Written by Ryli Mozolak
On the last night in Clarkston Georgia we, as a youth group, decided to debrief our time together on our mission. We sat around on couches, chairs, and the rug when we were presented with a question: “What is one word that describes the trip to you?” We could say any word as long as we could explain why we felt that the specific word encapsulated how we felt about the mission. As we went around in a circle, many words were thrown around including eye-opening, perspective, community, and humbling. When it came to be my turn the only word that seemed to come to mind was “experience.” Now, this may seem vague in the sense that in general, the trip was an experience, however, I didn't mean it in that context. This trip gave me experience in areas I have never had the opportunity to further. Clarkston Georgia is a unique little town that only covers 1.857 square miles of the 3.797 million that the United States is made up of, but here are communities and ways of living that I had never witnessed, problems I fortunately have not had to endure, and languages I had never heard before. I felt as though I was thrown into a melting pot filled with many things I would not see in my everyday life.
One of my, and the groups, favorite tasks during the week was anything to do with the children that lived in the apartment complex nearby. This was a large community with many kids that loved to play games, dance, jump rope, and climb trees. The first time we had the opportunity to meet these children was during an art lesson in which we led an art project that involved drawing and then creating a collage over top. These kids immediately saw us walk in and welcomed us with open arms…very literally. I walked out of an apartment and was greeted by a little girl who, without any hesitation, gave me a large hug and then walked me over to sit with her during the reading portion of the lesson. These children just wanted attention and love and the ability to provide that basic necessity was a good feeling. We got to draw with the kids, listening to their requests and then trying to accommodate. They didn’t care how good it was, trust me I drew some questionable dogs, however it was the act of having someone to play with that was enough for them. Many turned to playing superheroes, or using others as a jungle gym, while others just wanted to sit with us and play with our sunglasses or hair.
To connect back to my idea of experience, with these children I learned how to create relationships with kids who maybe did not know much English or struggled to communicate what they wanted. I learned how to lovingly direct children who were presenting bad behavior without coming off as pushy or bossy. I learned how to set up games and control a group of children in an orderly manner, because believe it or not, jumping rope can cause many issues! All of these lessons just from simply playing with a group of children.

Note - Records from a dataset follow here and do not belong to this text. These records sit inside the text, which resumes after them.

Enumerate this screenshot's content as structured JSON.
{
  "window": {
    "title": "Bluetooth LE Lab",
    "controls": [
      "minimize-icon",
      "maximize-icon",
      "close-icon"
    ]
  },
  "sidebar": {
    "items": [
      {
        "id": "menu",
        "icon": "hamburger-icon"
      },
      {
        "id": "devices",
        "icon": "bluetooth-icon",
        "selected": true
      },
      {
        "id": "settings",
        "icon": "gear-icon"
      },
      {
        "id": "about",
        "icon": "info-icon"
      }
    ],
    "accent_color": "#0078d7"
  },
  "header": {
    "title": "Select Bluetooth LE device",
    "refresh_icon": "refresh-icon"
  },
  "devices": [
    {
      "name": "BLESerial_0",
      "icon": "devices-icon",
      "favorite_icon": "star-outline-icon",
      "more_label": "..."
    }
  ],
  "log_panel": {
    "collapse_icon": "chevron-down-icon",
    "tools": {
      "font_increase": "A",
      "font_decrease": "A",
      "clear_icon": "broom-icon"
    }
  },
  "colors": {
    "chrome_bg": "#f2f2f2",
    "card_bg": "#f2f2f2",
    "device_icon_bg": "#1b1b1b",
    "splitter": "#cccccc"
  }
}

Another area in which I gained new exposure was the act of praying out loud, in a group, over different subjects. Multiple days during the week we were driven out to the schools in the community. High schools, middle schools, and elementary schools were all on the list for our team to visit. Coming into the trip I knew I struggled with intentionally praying, as well as praying out loud, fearing judgment or that I would never have the correct words. When we went to these schools we were split into groups and we would walk either on campus, or around the school depending on the permission we were given and we were asked to pray over everything whether it was the school itself, the staff, students, for God to be a part of the school year, anything was acceptable. As we walked we began to take turns praying. Whether it was a short prayer or a long one, it was accounted for. This was something that stuck with me, I do not need to have a fancy prayer with big words for God to hear it. I do not need to fear judgment when it is an honest prayer from my heart. As the week went on I began to become more comfortable praying in front of others and over different subjects. I prayed multiple times over the group whether it was before devotional or after worship, I began to become more confident in my words. Along with finding confidence, I was able to see ways God was using my prayers. While giving backpacks out for the new school year, my group was able to speak with some residents in an apartment that went to the schools in which we prayed over. This moment was really impactful for me as I was able to see our prayers were connected to something and making an impact. The mission overall had so many other important lessons and experiences, but these are the ones that I will really cherish. I am incredibly grateful that I had the opportunity to participate in the work that Envision Atlanta provides and look forward to hopefully finding more work in which the same experiences are given.